◆ **Instructions to follow**:
The full listing is to be returned exactly as given, but without pictures.

◆ **Listed records**:
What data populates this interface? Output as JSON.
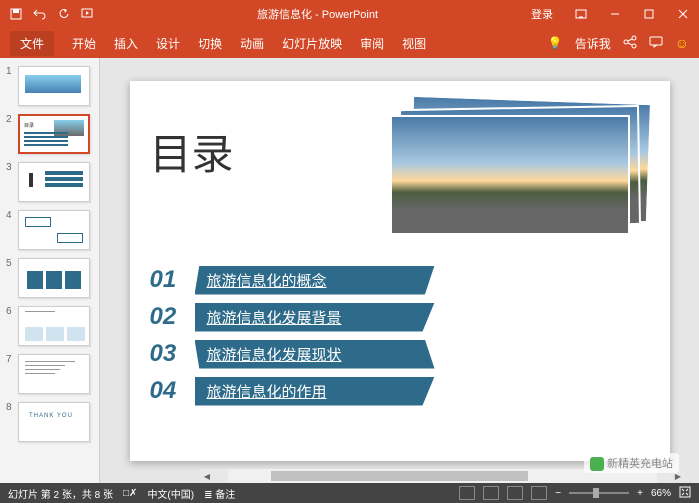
{
  "titlebar": {
    "doc_title": "旅游信息化 - PowerPoint",
    "login": "登录"
  },
  "ribbon": {
    "file": "文件",
    "home": "开始",
    "insert": "插入",
    "design": "设计",
    "transitions": "切换",
    "animations": "动画",
    "slideshow": "幻灯片放映",
    "review": "审阅",
    "view": "视图",
    "tellme": "告诉我"
  },
  "thumbnails": [
    "1",
    "2",
    "3",
    "4",
    "5",
    "6",
    "7",
    "8"
  ],
  "slide": {
    "title": "目录",
    "toc": [
      {
        "num": "01",
        "label": "旅游信息化的概念"
      },
      {
        "num": "02",
        "label": "旅游信息化发展背景"
      },
      {
        "num": "03",
        "label": "旅游信息化发展现状"
      },
      {
        "num": "04",
        "label": "旅游信息化的作用"
      }
    ]
  },
  "statusbar": {
    "slide_info": "幻灯片 第 2 张，共 8 张",
    "language": "中文(中国)",
    "notes": "备注",
    "zoom": "66%"
  },
  "watermark": "新精英充电站"
}
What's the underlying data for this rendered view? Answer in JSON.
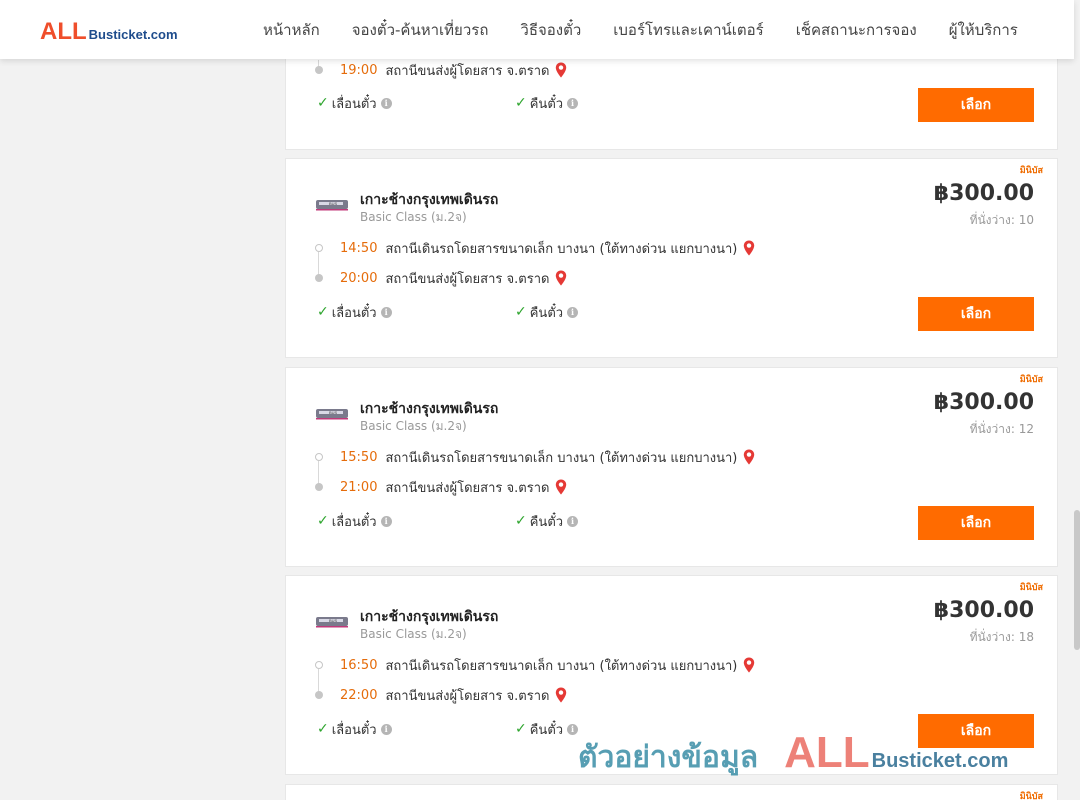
{
  "header": {
    "logo_all": "ALL",
    "logo_rest": "Busticket.com",
    "nav": [
      "หน้าหลัก",
      "จองตั๋ว-ค้นหาเที่ยวรถ",
      "วิธีจองตั๋ว",
      "เบอร์โทรและเคาน์เตอร์",
      "เช็คสถานะการจอง",
      "ผู้ให้บริการ"
    ]
  },
  "top_partial": {
    "arrival_time": "19:00",
    "arrival_place": "สถานีขนส่งผู้โดยสาร จ.ตราด",
    "feature_change": "เลื่อนตั๋ว",
    "feature_refund": "คืนตั๋ว",
    "select_label": "เลือก"
  },
  "trips": [
    {
      "badge": "มินิบัส",
      "route": "เกาะช้างกรุงเทพเดินรถ",
      "bus_class": "Basic Class (ม.2จ)",
      "price": "฿300.00",
      "seats": "ที่นั่งว่าง: 10",
      "depart_time": "14:50",
      "depart_place": "สถานีเดินรถโดยสารขนาดเล็ก บางนา (ใต้ทางด่วน แยกบางนา)",
      "arrive_time": "20:00",
      "arrive_place": "สถานีขนส่งผู้โดยสาร จ.ตราด",
      "feature_change": "เลื่อนตั๋ว",
      "feature_refund": "คืนตั๋ว",
      "select_label": "เลือก"
    },
    {
      "badge": "มินิบัส",
      "route": "เกาะช้างกรุงเทพเดินรถ",
      "bus_class": "Basic Class (ม.2จ)",
      "price": "฿300.00",
      "seats": "ที่นั่งว่าง: 12",
      "depart_time": "15:50",
      "depart_place": "สถานีเดินรถโดยสารขนาดเล็ก บางนา (ใต้ทางด่วน แยกบางนา)",
      "arrive_time": "21:00",
      "arrive_place": "สถานีขนส่งผู้โดยสาร จ.ตราด",
      "feature_change": "เลื่อนตั๋ว",
      "feature_refund": "คืนตั๋ว",
      "select_label": "เลือก"
    },
    {
      "badge": "มินิบัส",
      "route": "เกาะช้างกรุงเทพเดินรถ",
      "bus_class": "Basic Class (ม.2จ)",
      "price": "฿300.00",
      "seats": "ที่นั่งว่าง: 18",
      "depart_time": "16:50",
      "depart_place": "สถานีเดินรถโดยสารขนาดเล็ก บางนา (ใต้ทางด่วน แยกบางนา)",
      "arrive_time": "22:00",
      "arrive_place": "สถานีขนส่งผู้โดยสาร จ.ตราด",
      "feature_change": "เลื่อนตั๋ว",
      "feature_refund": "คืนตั๋ว",
      "select_label": "เลือก"
    }
  ],
  "bottom_partial": {
    "badge": "มินิบัส"
  },
  "watermark": {
    "text": "ตัวอย่างข้อมูล",
    "logo_all": "ALL",
    "logo_rest": "Busticket.com"
  },
  "colors": {
    "accent": "#ff6b00",
    "time": "#e56c0b",
    "check": "#2ea52e",
    "pin": "#e53935",
    "logo_all": "#ef4e2b",
    "logo_rest": "#1e4c8c"
  },
  "icons": {
    "pin": "map-pin-icon",
    "check": "check-icon",
    "info": "info-icon",
    "bus": "bus-company-logo"
  }
}
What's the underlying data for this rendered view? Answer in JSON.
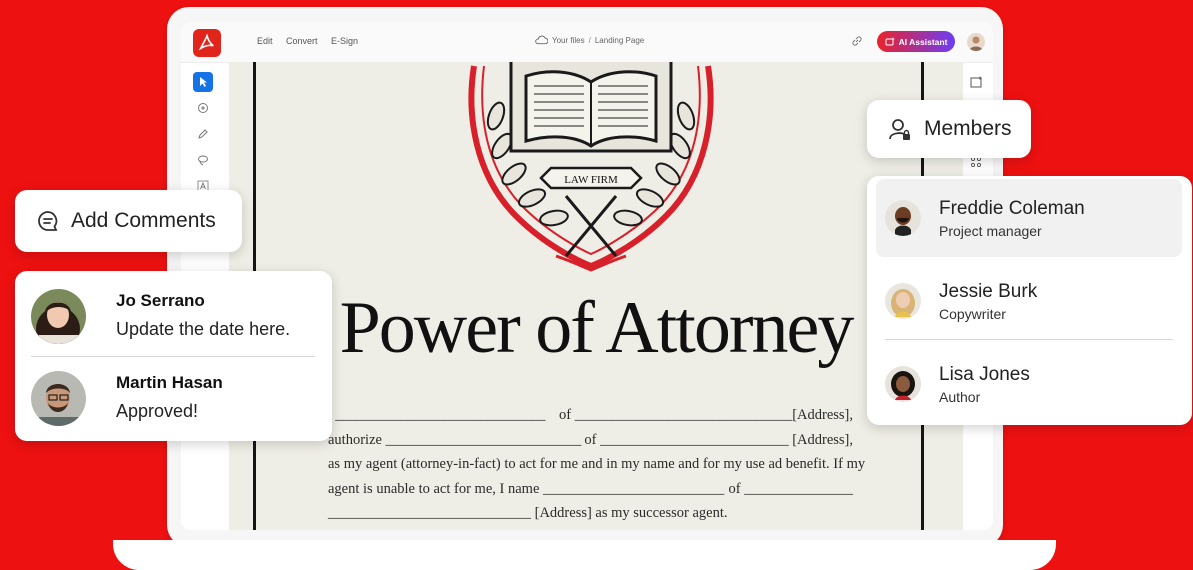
{
  "app": {
    "menu": [
      "Edit",
      "Convert",
      "E-Sign"
    ],
    "breadcrumb": {
      "root": "Your files",
      "separator": "/",
      "current": "Landing Page"
    },
    "ai_button_label": "AI Assistant",
    "accent_color": "#e1251b",
    "background_color": "#ee1111"
  },
  "document": {
    "emblem_text": "LAW FIRM",
    "title": "Power of Attorney",
    "lines": [
      [
        ", _____________________________",
        "of ______________________________[Address],"
      ],
      [
        "authorize ___________________________",
        "of __________________________ [Address],"
      ],
      [
        "as my agent (attorney-in-fact) to act for me and in my name and for my use ad benefit. If my"
      ],
      [
        "agent is unable to act for me, I name _________________________",
        "of _______________"
      ],
      [
        "____________________________ [Address] as my successor agent."
      ]
    ]
  },
  "add_comments": {
    "label": "Add Comments",
    "icon": "comment-icon"
  },
  "comments": [
    {
      "name": "Jo Serrano",
      "text": "Update the date here."
    },
    {
      "name": "Martin Hasan",
      "text": "Approved!"
    }
  ],
  "members_button": {
    "label": "Members",
    "icon": "members-icon"
  },
  "members": [
    {
      "name": "Freddie Coleman",
      "role": "Project manager",
      "selected": true
    },
    {
      "name": "Jessie Burk",
      "role": "Copywriter",
      "selected": false
    },
    {
      "name": "Lisa Jones",
      "role": "Author",
      "selected": false
    }
  ]
}
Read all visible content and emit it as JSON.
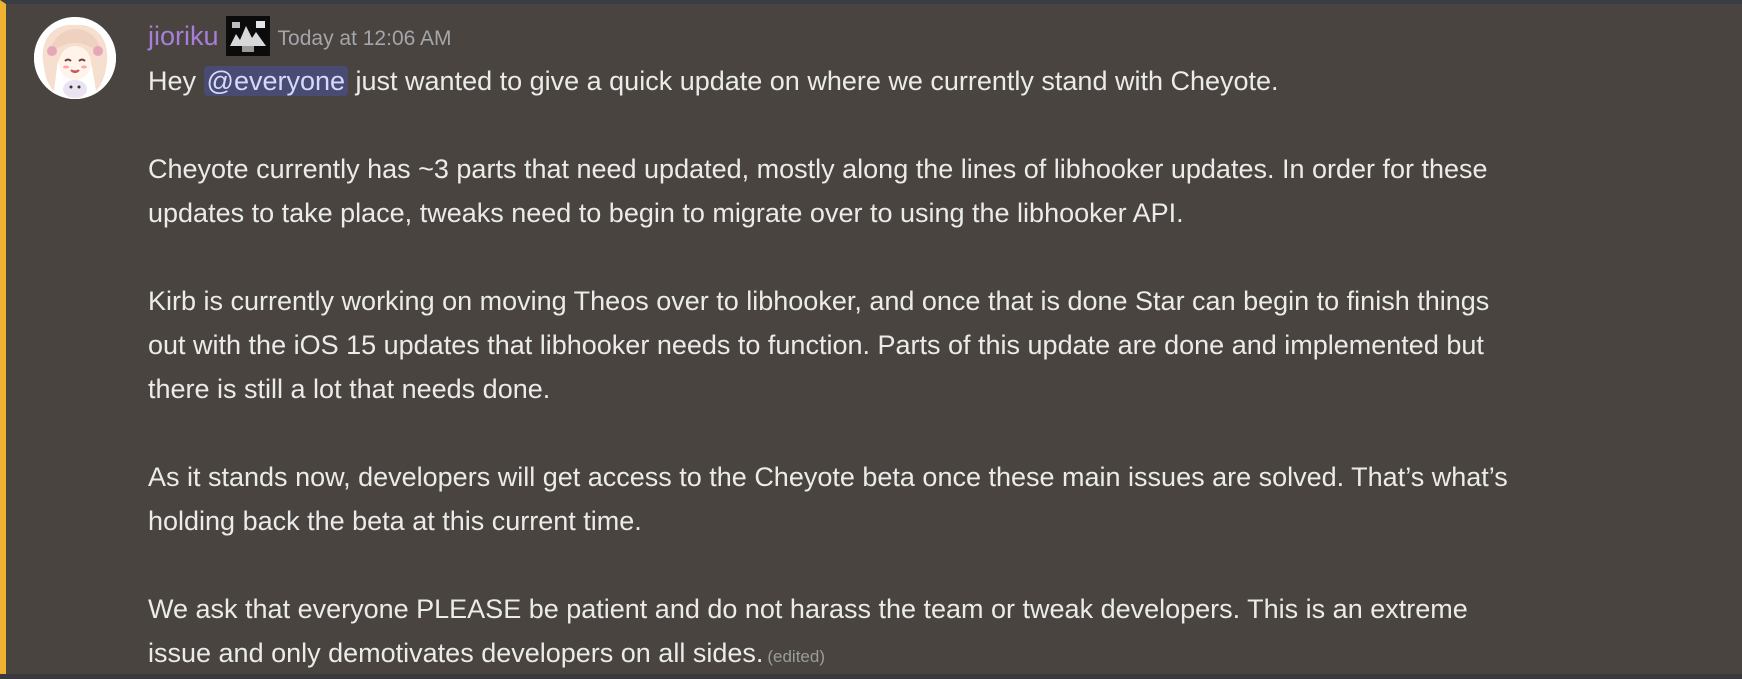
{
  "message": {
    "author": "jioriku",
    "timestamp": "Today at 12:06 AM",
    "mention": "@everyone",
    "edited_label": "(edited)",
    "paragraphs": {
      "p1_before": "Hey ",
      "p1_after": " just wanted to give a quick update on where we currently stand with Cheyote.",
      "p2_line1": "Cheyote currently has ~3 parts that need updated, mostly along the lines of libhooker updates. In order for these",
      "p2_line2": "updates to take place, tweaks need to begin to migrate over to using the libhooker API.",
      "p3_line1": "Kirb is currently working on moving Theos over to libhooker, and once that is done Star can begin to finish things",
      "p3_line2": "out with the iOS 15 updates that libhooker needs to function. Parts of this update are done and implemented but",
      "p3_line3": "there is still a lot that needs done.",
      "p4_line1": "As it stands now, developers will get access to the Cheyote beta once these main issues are solved. That’s what’s",
      "p4_line2": "holding back the beta at this current time.",
      "p5_line1": "We ask that everyone PLEASE be patient and do not harass the team or tweak developers. This is an extreme",
      "p5_line2": "issue and only demotivates developers on all sides."
    }
  },
  "colors": {
    "accent_border": "#f0b232",
    "username": "#a77fd9",
    "mention_bg": "#4a4b73",
    "background": "#49443f"
  },
  "icons": {
    "avatar": "anime-avatar-icon",
    "role": "role-badge-icon"
  }
}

◆ **Response**:
What data populates this interface? Output as JSON.
{
  "titlebar": {
    "doc_title": "旅游信息化 - PowerPoint",
    "login": "登录"
  },
  "ribbon": {
    "file": "文件",
    "home": "开始",
    "insert": "插入",
    "design": "设计",
    "transitions": "切换",
    "animations": "动画",
    "slideshow": "幻灯片放映",
    "review": "审阅",
    "view": "视图",
    "tellme": "告诉我"
  },
  "thumbnails": [
    "1",
    "2",
    "3",
    "4",
    "5",
    "6",
    "7",
    "8"
  ],
  "slide": {
    "title": "目录",
    "toc": [
      {
        "num": "01",
        "label": "旅游信息化的概念"
      },
      {
        "num": "02",
        "label": "旅游信息化发展背景"
      },
      {
        "num": "03",
        "label": "旅游信息化发展现状"
      },
      {
        "num": "04",
        "label": "旅游信息化的作用"
      }
    ]
  },
  "statusbar": {
    "slide_info": "幻灯片 第 2 张，共 8 张",
    "language": "中文(中国)",
    "notes": "备注",
    "zoom": "66%"
  },
  "watermark": "新精英充电站"
}
What's the underlying data for this rendered view? Answer in JSON.
{
  "header": {
    "logo_all": "ALL",
    "logo_rest": "Busticket.com",
    "nav": [
      "หน้าหลัก",
      "จองตั๋ว-ค้นหาเที่ยวรถ",
      "วิธีจองตั๋ว",
      "เบอร์โทรและเคาน์เตอร์",
      "เช็คสถานะการจอง",
      "ผู้ให้บริการ"
    ]
  },
  "top_partial": {
    "arrival_time": "19:00",
    "arrival_place": "สถานีขนส่งผู้โดยสาร จ.ตราด",
    "feature_change": "เลื่อนตั๋ว",
    "feature_refund": "คืนตั๋ว",
    "select_label": "เลือก"
  },
  "trips": [
    {
      "badge": "มินิบัส",
      "route": "เกาะช้างกรุงเทพเดินรถ",
      "bus_class": "Basic Class (ม.2จ)",
      "price": "฿300.00",
      "seats": "ที่นั่งว่าง: 10",
      "depart_time": "14:50",
      "depart_place": "สถานีเดินรถโดยสารขนาดเล็ก บางนา (ใต้ทางด่วน แยกบางนา)",
      "arrive_time": "20:00",
      "arrive_place": "สถานีขนส่งผู้โดยสาร จ.ตราด",
      "feature_change": "เลื่อนตั๋ว",
      "feature_refund": "คืนตั๋ว",
      "select_label": "เลือก"
    },
    {
      "badge": "มินิบัส",
      "route": "เกาะช้างกรุงเทพเดินรถ",
      "bus_class": "Basic Class (ม.2จ)",
      "price": "฿300.00",
      "seats": "ที่นั่งว่าง: 12",
      "depart_time": "15:50",
      "depart_place": "สถานีเดินรถโดยสารขนาดเล็ก บางนา (ใต้ทางด่วน แยกบางนา)",
      "arrive_time": "21:00",
      "arrive_place": "สถานีขนส่งผู้โดยสาร จ.ตราด",
      "feature_change": "เลื่อนตั๋ว",
      "feature_refund": "คืนตั๋ว",
      "select_label": "เลือก"
    },
    {
      "badge": "มินิบัส",
      "route": "เกาะช้างกรุงเทพเดินรถ",
      "bus_class": "Basic Class (ม.2จ)",
      "price": "฿300.00",
      "seats": "ที่นั่งว่าง: 18",
      "depart_time": "16:50",
      "depart_place": "สถานีเดินรถโดยสารขนาดเล็ก บางนา (ใต้ทางด่วน แยกบางนา)",
      "arrive_time": "22:00",
      "arrive_place": "สถานีขนส่งผู้โดยสาร จ.ตราด",
      "feature_change": "เลื่อนตั๋ว",
      "feature_refund": "คืนตั๋ว",
      "select_label": "เลือก"
    }
  ],
  "bottom_partial": {
    "badge": "มินิบัส"
  },
  "watermark": {
    "text": "ตัวอย่างข้อมูล",
    "logo_all": "ALL",
    "logo_rest": "Busticket.com"
  },
  "colors": {
    "accent": "#ff6b00",
    "time": "#e56c0b",
    "check": "#2ea52e",
    "pin": "#e53935",
    "logo_all": "#ef4e2b",
    "logo_rest": "#1e4c8c"
  },
  "icons": {
    "pin": "map-pin-icon",
    "check": "check-icon",
    "info": "info-icon",
    "bus": "bus-company-logo"
  }
}
What's the underlying data for this rendered view? Answer in JSON.
{
  "app": {
    "menu": [
      "Edit",
      "Convert",
      "E-Sign"
    ],
    "breadcrumb": {
      "root": "Your files",
      "separator": "/",
      "current": "Landing Page"
    },
    "ai_button_label": "AI Assistant",
    "accent_color": "#e1251b",
    "background_color": "#ee1111"
  },
  "document": {
    "emblem_text": "LAW FIRM",
    "title": "Power of Attorney",
    "lines": [
      [
        ", _____________________________",
        "of ______________________________[Address],"
      ],
      [
        "authorize ___________________________",
        "of __________________________ [Address],"
      ],
      [
        "as my agent (attorney-in-fact) to act for me and in my name and for my use ad benefit. If my"
      ],
      [
        "agent is unable to act for me, I name _________________________",
        "of _______________"
      ],
      [
        "____________________________ [Address] as my successor agent."
      ]
    ]
  },
  "add_comments": {
    "label": "Add Comments",
    "icon": "comment-icon"
  },
  "comments": [
    {
      "name": "Jo Serrano",
      "text": "Update the date here."
    },
    {
      "name": "Martin Hasan",
      "text": "Approved!"
    }
  ],
  "members_button": {
    "label": "Members",
    "icon": "members-icon"
  },
  "members": [
    {
      "name": "Freddie Coleman",
      "role": "Project manager",
      "selected": true
    },
    {
      "name": "Jessie Burk",
      "role": "Copywriter",
      "selected": false
    },
    {
      "name": "Lisa Jones",
      "role": "Author",
      "selected": false
    }
  ]
}
Read all visible content and emit it as JSON.
{
  "message": {
    "author": "jioriku",
    "timestamp": "Today at 12:06 AM",
    "mention": "@everyone",
    "edited_label": "(edited)",
    "paragraphs": {
      "p1_before": "Hey ",
      "p1_after": " just wanted to give a quick update on where we currently stand with Cheyote.",
      "p2_line1": "Cheyote currently has ~3 parts that need updated, mostly along the lines of libhooker updates. In order for these",
      "p2_line2": "updates to take place, tweaks need to begin to migrate over to using the libhooker API.",
      "p3_line1": "Kirb is currently working on moving Theos over to libhooker, and once that is done Star can begin to finish things",
      "p3_line2": "out with the iOS 15 updates that libhooker needs to function. Parts of this update are done and implemented but",
      "p3_line3": "there is still a lot that needs done.",
      "p4_line1": "As it stands now, developers will get access to the Cheyote beta once these main issues are solved. That’s what’s",
      "p4_line2": "holding back the beta at this current time.",
      "p5_line1": "We ask that everyone PLEASE be patient and do not harass the team or tweak developers. This is an extreme",
      "p5_line2": "issue and only demotivates developers on all sides."
    }
  },
  "colors": {
    "accent_border": "#f0b232",
    "username": "#a77fd9",
    "mention_bg": "#4a4b73",
    "background": "#49443f"
  },
  "icons": {
    "avatar": "anime-avatar-icon",
    "role": "role-badge-icon"
  }
}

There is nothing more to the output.